■ **Exercise aim**: Would you please return the data below verbatim, without its pictures?
———
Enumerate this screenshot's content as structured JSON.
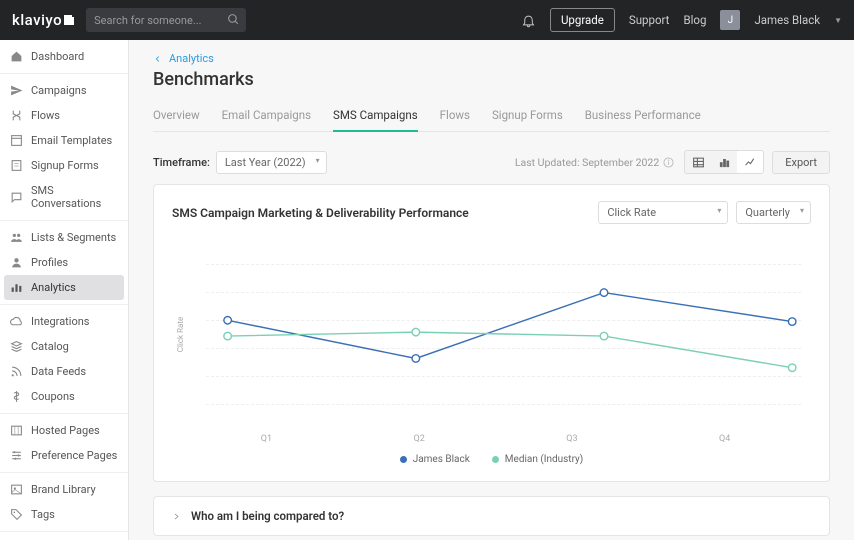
{
  "header": {
    "logo": "klaviyo",
    "search_placeholder": "Search for someone...",
    "upgrade": "Upgrade",
    "support": "Support",
    "blog": "Blog",
    "user_initial": "J",
    "user_name": "James Black"
  },
  "sidebar": {
    "groups": [
      [
        {
          "label": "Dashboard",
          "icon": "home"
        }
      ],
      [
        {
          "label": "Campaigns",
          "icon": "send"
        },
        {
          "label": "Flows",
          "icon": "flow"
        },
        {
          "label": "Email Templates",
          "icon": "template"
        },
        {
          "label": "Signup Forms",
          "icon": "form"
        },
        {
          "label": "SMS Conversations",
          "icon": "chat"
        }
      ],
      [
        {
          "label": "Lists & Segments",
          "icon": "people"
        },
        {
          "label": "Profiles",
          "icon": "person"
        },
        {
          "label": "Analytics",
          "icon": "bars",
          "active": true
        }
      ],
      [
        {
          "label": "Integrations",
          "icon": "cloud"
        },
        {
          "label": "Catalog",
          "icon": "stack"
        },
        {
          "label": "Data Feeds",
          "icon": "feed"
        },
        {
          "label": "Coupons",
          "icon": "dollar"
        }
      ],
      [
        {
          "label": "Hosted Pages",
          "icon": "columns"
        },
        {
          "label": "Preference Pages",
          "icon": "sliders"
        }
      ],
      [
        {
          "label": "Brand Library",
          "icon": "image"
        },
        {
          "label": "Tags",
          "icon": "tag"
        }
      ]
    ]
  },
  "breadcrumb": {
    "parent": "Analytics"
  },
  "page": {
    "title": "Benchmarks"
  },
  "tabs": [
    "Overview",
    "Email Campaigns",
    "SMS Campaigns",
    "Flows",
    "Signup Forms",
    "Business Performance"
  ],
  "active_tab": 2,
  "controls": {
    "timeframe_label": "Timeframe:",
    "timeframe_value": "Last Year (2022)",
    "last_updated": "Last Updated: September 2022",
    "export": "Export"
  },
  "chart_card": {
    "title": "SMS Campaign Marketing & Deliverability Performance",
    "metric_dropdown": "Click Rate",
    "interval_dropdown": "Quarterly",
    "ylabel": "Click Rate",
    "legend": [
      {
        "name": "James Black",
        "color": "#3b6fb5"
      },
      {
        "name": "Median (Industry)",
        "color": "#7bcfb5"
      }
    ]
  },
  "chart_data": {
    "type": "line",
    "categories": [
      "Q1",
      "Q2",
      "Q3",
      "Q4"
    ],
    "series": [
      {
        "name": "James Black",
        "color": "#3b6fb5",
        "values": [
          64,
          35,
          85,
          63
        ]
      },
      {
        "name": "Median (Industry)",
        "color": "#7bcfb5",
        "values": [
          52,
          55,
          52,
          28
        ]
      }
    ],
    "ylabel": "Click Rate"
  },
  "accordion": {
    "title": "Who am I being compared to?"
  }
}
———
■ **Answer below**:
Enumerate this screenshot's content as structured JSON.
{
  "header": {
    "logo": "klaviyo",
    "search_placeholder": "Search for someone...",
    "upgrade": "Upgrade",
    "support": "Support",
    "blog": "Blog",
    "user_initial": "J",
    "user_name": "James Black"
  },
  "sidebar": {
    "groups": [
      [
        {
          "label": "Dashboard",
          "icon": "home"
        }
      ],
      [
        {
          "label": "Campaigns",
          "icon": "send"
        },
        {
          "label": "Flows",
          "icon": "flow"
        },
        {
          "label": "Email Templates",
          "icon": "template"
        },
        {
          "label": "Signup Forms",
          "icon": "form"
        },
        {
          "label": "SMS Conversations",
          "icon": "chat"
        }
      ],
      [
        {
          "label": "Lists & Segments",
          "icon": "people"
        },
        {
          "label": "Profiles",
          "icon": "person"
        },
        {
          "label": "Analytics",
          "icon": "bars",
          "active": true
        }
      ],
      [
        {
          "label": "Integrations",
          "icon": "cloud"
        },
        {
          "label": "Catalog",
          "icon": "stack"
        },
        {
          "label": "Data Feeds",
          "icon": "feed"
        },
        {
          "label": "Coupons",
          "icon": "dollar"
        }
      ],
      [
        {
          "label": "Hosted Pages",
          "icon": "columns"
        },
        {
          "label": "Preference Pages",
          "icon": "sliders"
        }
      ],
      [
        {
          "label": "Brand Library",
          "icon": "image"
        },
        {
          "label": "Tags",
          "icon": "tag"
        }
      ]
    ]
  },
  "breadcrumb": {
    "parent": "Analytics"
  },
  "page": {
    "title": "Benchmarks"
  },
  "tabs": [
    "Overview",
    "Email Campaigns",
    "SMS Campaigns",
    "Flows",
    "Signup Forms",
    "Business Performance"
  ],
  "active_tab": 2,
  "controls": {
    "timeframe_label": "Timeframe:",
    "timeframe_value": "Last Year (2022)",
    "last_updated": "Last Updated: September 2022",
    "export": "Export"
  },
  "chart_card": {
    "title": "SMS Campaign Marketing & Deliverability Performance",
    "metric_dropdown": "Click Rate",
    "interval_dropdown": "Quarterly",
    "ylabel": "Click Rate",
    "legend": [
      {
        "name": "James Black",
        "color": "#3b6fb5"
      },
      {
        "name": "Median (Industry)",
        "color": "#7bcfb5"
      }
    ]
  },
  "chart_data": {
    "type": "line",
    "categories": [
      "Q1",
      "Q2",
      "Q3",
      "Q4"
    ],
    "series": [
      {
        "name": "James Black",
        "color": "#3b6fb5",
        "values": [
          64,
          35,
          85,
          63
        ]
      },
      {
        "name": "Median (Industry)",
        "color": "#7bcfb5",
        "values": [
          52,
          55,
          52,
          28
        ]
      }
    ],
    "ylabel": "Click Rate"
  },
  "accordion": {
    "title": "Who am I being compared to?"
  }
}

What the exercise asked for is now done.